She smiled weakly. “I’ll tell you about it; but it will be hard for you to understand what I’ve been through. Like I said, the girl you knew back then is dead. She’s been dead for years.”
“I don’t believe that. I could never believe that. But tell me anyway.”
“When I stepped outside the restaurant and into the parking lot, I was in fact feeling the wine. I was a little dizzy. So I barely noticed the van that had pulled up beside me. The men grabbed me, put a gag over my mouth and then took me….I don’t know where exactly, it was some apartment. A horrible place, really. I remember holes in the plaster, and cockroaches all over the floor.
They violated me—over and over again, as men who follow the true faith are deserving to do with an infidel whore. That’s what they called me as they were doing it: a whore. This went on for….I can’t say …Several days, at least.
Then a few days after that, we went on a long journey. I don’t remember much of that part—I was drugged and blindfolded for most of the trip.
When I came to, we were in Tehran. There were more beatings, more well….you know—but finally they gave me my redemption. They allowed me to convert to the one true faith. And then they found a husband for me.”
“You’re married?” Jim asked.
“My husband was one of the students who captured the embassy of the Great Satan in 1979,” Allison said. “A true hero of the glorious Islamic Revolution. He instructed me, guided me to become the new person I am today. My eyes have been opened, Jim. Wait until you see the truth, and you’ll understand how much of your life is actually just a big lie.”
“This husband of yours,” Jim said. “Where is he now?”
Her hands still atop the leather-bound book, Allison made two fists. Jim was able to partially see the gilt script on the cover of the book. He was of course unable to read it; but apparently Allison could now read whatever language that was. It looked like Arabic. No—it would probably be Farsi, the primary language of Iran.
“Two years ago,” she said. “My husband died in a shootout with agents of the Great Satan in Istanbul. But at least I know he died a martyr. I also have a son, Jim. And God willing, he will become a martyr someday, too.”
“Allison, this is nuts,” Jim said. “Can’t you see how these people played you? All this ‘Great Satan’ nonsense. Your dad was a U.S. marine, for goodness sake. As American as apple pie. And you were a cheerleader in high school, Allison. We used to go to rock concerts together. You used to wear that blue bikini of yours, and every guy on the beach would turn around and stare at you. You were fun, Allison. You loved life. I don’t see how could you could become one of those death worshipping fanatics—no matter what they did to you.”
“I already told you,” she said sadly. “Allison is dead. And if you can’t see the sinfulness around you, then I’m afraid you’re going to hell, Jim. To Jahannam. Along with the rest of them.”
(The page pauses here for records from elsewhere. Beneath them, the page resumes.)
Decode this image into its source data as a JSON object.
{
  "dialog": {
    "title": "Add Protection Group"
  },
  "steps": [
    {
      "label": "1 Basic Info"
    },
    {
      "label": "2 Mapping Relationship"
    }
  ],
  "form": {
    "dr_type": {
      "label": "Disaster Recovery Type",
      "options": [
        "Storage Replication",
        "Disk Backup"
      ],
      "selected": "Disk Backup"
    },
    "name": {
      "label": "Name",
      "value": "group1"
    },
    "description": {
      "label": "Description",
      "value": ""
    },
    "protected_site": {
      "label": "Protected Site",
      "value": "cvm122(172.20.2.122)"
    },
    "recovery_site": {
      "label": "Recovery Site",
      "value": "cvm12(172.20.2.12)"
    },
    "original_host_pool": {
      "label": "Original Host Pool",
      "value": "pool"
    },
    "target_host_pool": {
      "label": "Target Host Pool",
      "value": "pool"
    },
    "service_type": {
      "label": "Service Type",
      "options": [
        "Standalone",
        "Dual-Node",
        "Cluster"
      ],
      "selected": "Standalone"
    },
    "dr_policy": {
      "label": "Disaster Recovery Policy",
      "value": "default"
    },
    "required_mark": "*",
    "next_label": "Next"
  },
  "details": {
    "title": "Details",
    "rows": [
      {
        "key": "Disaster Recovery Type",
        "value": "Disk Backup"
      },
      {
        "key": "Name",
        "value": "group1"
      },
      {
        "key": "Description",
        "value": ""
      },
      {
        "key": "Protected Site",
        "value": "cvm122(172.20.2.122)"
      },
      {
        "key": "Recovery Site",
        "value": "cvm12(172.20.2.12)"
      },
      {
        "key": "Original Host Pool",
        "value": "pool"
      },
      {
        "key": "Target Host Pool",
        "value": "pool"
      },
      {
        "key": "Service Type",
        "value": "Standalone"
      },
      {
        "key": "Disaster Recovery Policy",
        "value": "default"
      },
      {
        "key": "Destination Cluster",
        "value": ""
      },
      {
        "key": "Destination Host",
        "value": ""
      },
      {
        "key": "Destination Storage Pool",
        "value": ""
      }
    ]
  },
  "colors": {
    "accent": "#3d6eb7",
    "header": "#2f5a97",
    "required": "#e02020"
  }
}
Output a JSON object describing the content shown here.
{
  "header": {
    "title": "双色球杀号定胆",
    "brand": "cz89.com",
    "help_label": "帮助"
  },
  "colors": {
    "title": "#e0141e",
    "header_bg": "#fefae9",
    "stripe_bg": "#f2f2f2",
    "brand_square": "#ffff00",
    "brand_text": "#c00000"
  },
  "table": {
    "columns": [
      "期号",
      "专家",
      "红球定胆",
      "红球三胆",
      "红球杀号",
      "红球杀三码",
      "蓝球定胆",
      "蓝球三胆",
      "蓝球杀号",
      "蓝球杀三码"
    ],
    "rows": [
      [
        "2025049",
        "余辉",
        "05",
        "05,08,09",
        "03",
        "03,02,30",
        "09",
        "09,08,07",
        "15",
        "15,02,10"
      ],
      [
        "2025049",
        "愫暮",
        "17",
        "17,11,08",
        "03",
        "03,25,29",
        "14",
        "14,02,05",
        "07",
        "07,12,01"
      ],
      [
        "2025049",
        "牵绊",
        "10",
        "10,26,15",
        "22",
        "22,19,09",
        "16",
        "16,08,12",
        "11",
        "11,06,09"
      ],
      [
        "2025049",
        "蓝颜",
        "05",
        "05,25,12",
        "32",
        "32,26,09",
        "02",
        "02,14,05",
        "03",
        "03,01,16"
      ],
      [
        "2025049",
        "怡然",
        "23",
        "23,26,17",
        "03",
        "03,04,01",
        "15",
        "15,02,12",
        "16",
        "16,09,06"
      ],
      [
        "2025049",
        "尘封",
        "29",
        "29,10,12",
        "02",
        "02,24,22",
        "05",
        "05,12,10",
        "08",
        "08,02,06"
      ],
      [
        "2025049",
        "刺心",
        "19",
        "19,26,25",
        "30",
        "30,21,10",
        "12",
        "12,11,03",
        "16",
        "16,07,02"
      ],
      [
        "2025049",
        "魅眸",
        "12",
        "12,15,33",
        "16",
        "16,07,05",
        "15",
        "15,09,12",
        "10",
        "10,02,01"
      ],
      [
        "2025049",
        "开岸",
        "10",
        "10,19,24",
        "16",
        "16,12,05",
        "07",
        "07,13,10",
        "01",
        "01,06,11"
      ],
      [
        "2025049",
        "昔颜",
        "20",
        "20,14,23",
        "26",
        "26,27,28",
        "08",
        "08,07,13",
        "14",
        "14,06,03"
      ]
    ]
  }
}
She stood abruptly, placing the book into the shopping bag, alongside the object that was already there. Jim looked at the metal and plastic device again. And the single button on top of it.
And suddenly, he completely understood.
“Yes, Jim. I know that you know. There’s nothing you can do now. So walk away from me, and save yourself. That’s the only choice left to you.”
Without another word, she turned away from him and began walking in the direction of the Chicago-bound train. As she walked by a uniformed security guard, she clutched the shopping bag tightly with one hand, so it would be difficult for the guard to see inside it.
I’m going to hell, Jim thought, as he watched her walk away. And you’re going to detonate a bomb on a train full of office workers and grandmothers and schoolchildren.
Jim had been young then; but he was in midlife now; and he was no stranger to loss and death. He knew that there were many ways that you could lose a person you loved, and that death was not always the cruelest way.
The woman named Leila neared the platform where passengers were boarding the train for Chicago. And Jim—still very much in love with the girl that Leila used to be—dropped his briefcase on the floor of the train station and ran in the direction of the security guard.
Copyright 2009 Edward Trimnell